#screenwriting #film #story
Question: As a neophyte wanting to enter the world of screenwriting, which is the most effective method or path to follow? I work full-time and reside in Cape Town [South Africa]. My biggest fear is obtaining a qualification in scriptwriting and then arrive in any country overseas and find out that it’s invalid or insufficient. I am not looking for short-cuts or quick-fixes. I have a passion for writing and love being creative. Therefore, I would put in the effort [and more] required to become a great screenwriter.
Thank you for a great question!
Well, first of all, when you say “obtaining a qualification” do you mean a screenwriting certification or degree? The bad/good news is that will not necessarily help you at all, no matter where you live. If you have the opportunity to pursue a formal education in screenwriting, go for it. But I would not mistake that for a prerequisite or entree into the world of a screenwriting career.

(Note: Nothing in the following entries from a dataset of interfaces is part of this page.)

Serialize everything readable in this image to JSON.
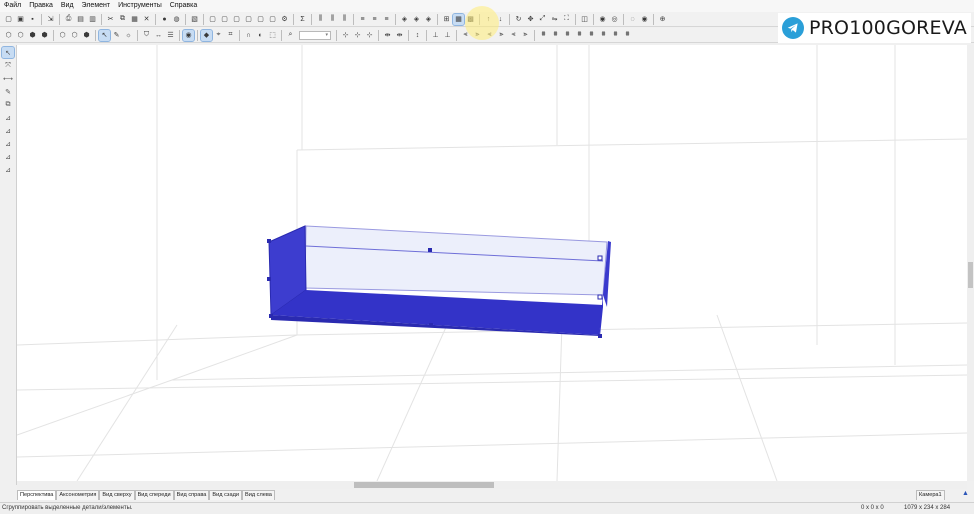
{
  "menu": [
    "Файл",
    "Правка",
    "Вид",
    "Элемент",
    "Инструменты",
    "Справка"
  ],
  "toolbar1": [
    {
      "name": "new-file-icon",
      "glyph": "▢"
    },
    {
      "name": "open-file-icon",
      "glyph": "▣"
    },
    {
      "name": "save-icon",
      "glyph": "▪"
    },
    {
      "sep": true
    },
    {
      "name": "export-icon",
      "glyph": "⇲"
    },
    {
      "sep": true
    },
    {
      "name": "print-icon",
      "glyph": "⎙"
    },
    {
      "name": "preview-icon",
      "glyph": "▤"
    },
    {
      "name": "page-setup-icon",
      "glyph": "▥"
    },
    {
      "sep": true
    },
    {
      "name": "cut-icon",
      "glyph": "✂"
    },
    {
      "name": "copy-icon",
      "glyph": "⧉"
    },
    {
      "name": "paste-icon",
      "glyph": "▦"
    },
    {
      "name": "delete-icon",
      "glyph": "✕"
    },
    {
      "sep": true
    },
    {
      "name": "materials-icon",
      "glyph": "●"
    },
    {
      "name": "texture-icon",
      "glyph": "◍"
    },
    {
      "sep": true
    },
    {
      "name": "render-icon",
      "glyph": "▧"
    },
    {
      "sep": true
    },
    {
      "name": "view-icon-1",
      "glyph": "▢"
    },
    {
      "name": "view-icon-2",
      "glyph": "▢"
    },
    {
      "name": "view-icon-3",
      "glyph": "▢"
    },
    {
      "name": "view-icon-4",
      "glyph": "▢"
    },
    {
      "name": "view-icon-5",
      "glyph": "▢"
    },
    {
      "name": "view-icon-6",
      "glyph": "▢"
    },
    {
      "name": "settings-icon",
      "glyph": "⚙"
    },
    {
      "sep": true
    },
    {
      "name": "sum-icon",
      "glyph": "Σ"
    },
    {
      "sep": true
    },
    {
      "name": "align-icon-1",
      "glyph": "⫼"
    },
    {
      "name": "align-icon-2",
      "glyph": "⫼"
    },
    {
      "name": "align-icon-3",
      "glyph": "⫼"
    },
    {
      "sep": true
    },
    {
      "name": "distribute-icon-1",
      "glyph": "≡"
    },
    {
      "name": "distribute-icon-2",
      "glyph": "≡"
    },
    {
      "name": "distribute-icon-3",
      "glyph": "≡"
    },
    {
      "sep": true
    },
    {
      "name": "order-icon-1",
      "glyph": "◈"
    },
    {
      "name": "order-icon-2",
      "glyph": "◈"
    },
    {
      "name": "order-icon-3",
      "glyph": "◈"
    },
    {
      "sep": true
    },
    {
      "name": "grid-icon",
      "glyph": "⊞"
    },
    {
      "name": "group-icon",
      "glyph": "▦",
      "sel": true
    },
    {
      "name": "ungroup-icon",
      "glyph": "▩"
    },
    {
      "sep": true
    },
    {
      "name": "move-up-icon",
      "glyph": "↑"
    },
    {
      "name": "move-down-icon",
      "glyph": "↓"
    },
    {
      "sep": true
    },
    {
      "name": "rotate-icon",
      "glyph": "↻"
    },
    {
      "name": "move-icon",
      "glyph": "✥"
    },
    {
      "name": "scale-icon",
      "glyph": "⤢"
    },
    {
      "name": "mirror-icon",
      "glyph": "⇋"
    },
    {
      "name": "fit-icon",
      "glyph": "⛶"
    },
    {
      "sep": true
    },
    {
      "name": "contour-icon",
      "glyph": "◫"
    },
    {
      "sep": true
    },
    {
      "name": "hide-icon",
      "glyph": "◉"
    },
    {
      "name": "show-icon",
      "glyph": "◎"
    },
    {
      "sep": true
    },
    {
      "name": "eye-icon",
      "glyph": "◌"
    },
    {
      "name": "eye-visible-icon",
      "glyph": "◉"
    },
    {
      "sep": true
    },
    {
      "name": "target-icon",
      "glyph": "⊕"
    }
  ],
  "toolbar2": [
    {
      "name": "shape-icon-1",
      "glyph": "⬡"
    },
    {
      "name": "shape-icon-2",
      "glyph": "⬡"
    },
    {
      "name": "shape-icon-3",
      "glyph": "⬢"
    },
    {
      "name": "shape-icon-4",
      "glyph": "⬢"
    },
    {
      "sep": true
    },
    {
      "name": "shape-icon-5",
      "glyph": "⬡"
    },
    {
      "name": "shape-icon-6",
      "glyph": "⬡"
    },
    {
      "name": "shape-icon-7",
      "glyph": "⬢"
    },
    {
      "sep": true
    },
    {
      "name": "select-mode-icon",
      "glyph": "↖",
      "sel": true
    },
    {
      "name": "material-pick-icon",
      "glyph": "✎"
    },
    {
      "name": "light-icon",
      "glyph": "☼"
    },
    {
      "sep": true
    },
    {
      "name": "edge-icon",
      "glyph": "⛉"
    },
    {
      "name": "dimension-icon",
      "glyph": "↔"
    },
    {
      "name": "list-icon",
      "glyph": "☰"
    },
    {
      "sep": true
    },
    {
      "name": "view-eye-icon",
      "glyph": "◉",
      "sel": true
    },
    {
      "sep": true
    },
    {
      "name": "snap-icon",
      "glyph": "◆",
      "sel": true
    },
    {
      "name": "snap-point-icon",
      "glyph": "⌖"
    },
    {
      "name": "snap-edge-icon",
      "glyph": "⌗"
    },
    {
      "sep": true
    },
    {
      "name": "magnet-icon",
      "glyph": "∩"
    },
    {
      "name": "face-icon",
      "glyph": "◐"
    },
    {
      "name": "wire-icon",
      "glyph": "⬚"
    },
    {
      "sep": true
    },
    {
      "name": "zoom-icon",
      "glyph": "⌕"
    },
    {
      "zoom": true
    },
    {
      "sep": true
    },
    {
      "name": "ruler-icon-1",
      "glyph": "⊹"
    },
    {
      "name": "ruler-icon-2",
      "glyph": "⊹"
    },
    {
      "name": "ruler-icon-3",
      "glyph": "⊹"
    },
    {
      "sep": true
    },
    {
      "name": "measure-icon-1",
      "glyph": "⇹"
    },
    {
      "name": "measure-icon-2",
      "glyph": "⇹"
    },
    {
      "sep": true
    },
    {
      "name": "vertical-measure-icon",
      "glyph": "↕"
    },
    {
      "sep": true
    },
    {
      "name": "level-icon-1",
      "glyph": "⊥"
    },
    {
      "name": "level-icon-2",
      "glyph": "⊥"
    },
    {
      "sep": true
    },
    {
      "name": "arrange-icon-1",
      "glyph": "⫷"
    },
    {
      "name": "arrange-icon-2",
      "glyph": "⫸"
    },
    {
      "name": "arrange-icon-3",
      "glyph": "⫷"
    },
    {
      "name": "arrange-icon-4",
      "glyph": "⫸"
    },
    {
      "name": "arrange-icon-5",
      "glyph": "⫷"
    },
    {
      "name": "arrange-icon-6",
      "glyph": "⫸"
    },
    {
      "sep": true
    },
    {
      "name": "stack-icon-1",
      "glyph": "⩩"
    },
    {
      "name": "stack-icon-2",
      "glyph": "⩩"
    },
    {
      "name": "stack-icon-3",
      "glyph": "⩩"
    },
    {
      "name": "stack-icon-4",
      "glyph": "⩩"
    },
    {
      "name": "stack-icon-5",
      "glyph": "⩩"
    },
    {
      "name": "stack-icon-6",
      "glyph": "⩩"
    },
    {
      "name": "stack-icon-7",
      "glyph": "⩩"
    },
    {
      "name": "stack-icon-8",
      "glyph": "⩩"
    }
  ],
  "left_tools": [
    {
      "name": "pointer-tool-icon",
      "glyph": "↖",
      "sel": true
    },
    {
      "name": "transform-tool-icon",
      "glyph": "⤧"
    },
    {
      "name": "dimension-tool-icon",
      "glyph": "⟷"
    },
    {
      "name": "pick-tool-icon",
      "glyph": "✎"
    },
    {
      "name": "copy-tool-icon",
      "glyph": "⧉"
    },
    {
      "name": "edit-tool-icon-1",
      "glyph": "⊿"
    },
    {
      "name": "edit-tool-icon-2",
      "glyph": "⊿"
    },
    {
      "name": "edit-tool-icon-3",
      "glyph": "⊿"
    },
    {
      "name": "edit-tool-icon-4",
      "glyph": "⊿"
    },
    {
      "name": "edit-tool-icon-5",
      "glyph": "⊿"
    }
  ],
  "brand": {
    "text": "PRO100GOREVA"
  },
  "tabs": [
    "Перспектива",
    "Аксонометрия",
    "Вид сверху",
    "Вид спереди",
    "Вид справа",
    "Вид сзади",
    "Вид слева"
  ],
  "camera": "Камера1",
  "status": {
    "text": "Сгруппировать выделенные детали/элементы.",
    "coord": "0 x 0 x 0",
    "dims": "1079 x 234 x 284"
  },
  "colors": {
    "panel": "#3a3ad0",
    "panel_dark": "#2c2cb8",
    "glass": "#e8ecfb",
    "grid": "#e2e2e2",
    "brand_icon": "#2a9fd8"
  }
}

No, what you need is a good script. And that is something you can write from anywhere in the world. I’m glad you realize there are no shortcuts; the average sold screenwriter has written upward of ten scripts. That is how long it takes to both gain any mastery of the craft and to make the kinds of inroads you need to get noticed.

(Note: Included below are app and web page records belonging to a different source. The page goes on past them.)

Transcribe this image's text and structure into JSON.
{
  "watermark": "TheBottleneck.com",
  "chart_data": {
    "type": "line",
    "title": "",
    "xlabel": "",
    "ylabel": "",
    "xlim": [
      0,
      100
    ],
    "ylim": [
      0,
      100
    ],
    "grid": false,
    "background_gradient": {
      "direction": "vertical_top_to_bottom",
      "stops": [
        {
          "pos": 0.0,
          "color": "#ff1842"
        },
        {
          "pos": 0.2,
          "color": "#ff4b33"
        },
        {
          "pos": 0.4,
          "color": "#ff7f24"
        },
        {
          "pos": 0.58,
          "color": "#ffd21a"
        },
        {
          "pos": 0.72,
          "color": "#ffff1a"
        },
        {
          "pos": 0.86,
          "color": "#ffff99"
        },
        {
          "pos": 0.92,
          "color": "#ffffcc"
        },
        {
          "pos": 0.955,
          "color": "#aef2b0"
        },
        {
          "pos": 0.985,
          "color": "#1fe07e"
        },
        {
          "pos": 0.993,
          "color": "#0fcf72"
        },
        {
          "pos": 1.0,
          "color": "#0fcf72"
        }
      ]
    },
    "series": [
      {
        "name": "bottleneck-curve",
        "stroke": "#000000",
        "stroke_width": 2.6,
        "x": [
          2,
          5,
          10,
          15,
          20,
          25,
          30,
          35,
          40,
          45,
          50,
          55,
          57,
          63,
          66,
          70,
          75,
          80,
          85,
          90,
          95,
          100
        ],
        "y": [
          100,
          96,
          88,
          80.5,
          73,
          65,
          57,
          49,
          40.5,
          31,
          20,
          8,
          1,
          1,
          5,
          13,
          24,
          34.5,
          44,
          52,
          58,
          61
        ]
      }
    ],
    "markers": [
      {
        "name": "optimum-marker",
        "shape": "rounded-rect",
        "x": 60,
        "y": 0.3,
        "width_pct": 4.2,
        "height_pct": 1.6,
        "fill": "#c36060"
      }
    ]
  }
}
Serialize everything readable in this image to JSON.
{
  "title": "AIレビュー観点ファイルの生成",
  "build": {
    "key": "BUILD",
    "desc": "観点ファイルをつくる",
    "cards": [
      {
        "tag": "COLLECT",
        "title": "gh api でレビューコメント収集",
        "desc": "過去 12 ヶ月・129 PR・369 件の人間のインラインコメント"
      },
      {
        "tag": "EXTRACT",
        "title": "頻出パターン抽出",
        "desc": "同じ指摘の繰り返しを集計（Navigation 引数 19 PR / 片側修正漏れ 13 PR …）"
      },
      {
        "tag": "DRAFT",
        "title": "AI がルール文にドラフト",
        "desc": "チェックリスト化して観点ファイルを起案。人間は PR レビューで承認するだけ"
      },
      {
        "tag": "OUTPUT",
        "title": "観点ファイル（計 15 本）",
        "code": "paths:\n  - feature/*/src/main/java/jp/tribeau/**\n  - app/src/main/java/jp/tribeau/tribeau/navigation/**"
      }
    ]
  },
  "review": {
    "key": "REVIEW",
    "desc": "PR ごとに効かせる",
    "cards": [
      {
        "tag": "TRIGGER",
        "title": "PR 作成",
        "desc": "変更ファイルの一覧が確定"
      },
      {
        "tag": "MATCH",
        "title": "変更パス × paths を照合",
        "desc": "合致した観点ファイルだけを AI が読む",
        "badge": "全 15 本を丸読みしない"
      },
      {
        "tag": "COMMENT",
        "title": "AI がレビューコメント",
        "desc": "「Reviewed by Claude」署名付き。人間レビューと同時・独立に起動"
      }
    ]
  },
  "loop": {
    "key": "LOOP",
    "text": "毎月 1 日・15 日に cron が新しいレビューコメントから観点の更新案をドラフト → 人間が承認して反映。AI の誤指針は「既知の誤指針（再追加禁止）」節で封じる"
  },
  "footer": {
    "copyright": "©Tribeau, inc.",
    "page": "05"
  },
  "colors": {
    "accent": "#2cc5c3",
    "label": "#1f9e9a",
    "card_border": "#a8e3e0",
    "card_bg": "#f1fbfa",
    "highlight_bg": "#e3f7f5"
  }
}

My advice to you would be to write your heart out and to amass a body of work before you take the next step of looking for representation. Do some thinking about what your “brand” is – what kind of writer you would like to be regarded as, which also includes genre. Are you the hot new female horror writer from South Africa? Or the new voice of the romantic comedy, with an African twist? Make sure you write the genre that you most love and that you establish not only a body of work but a body of work that speaks to who you are…..”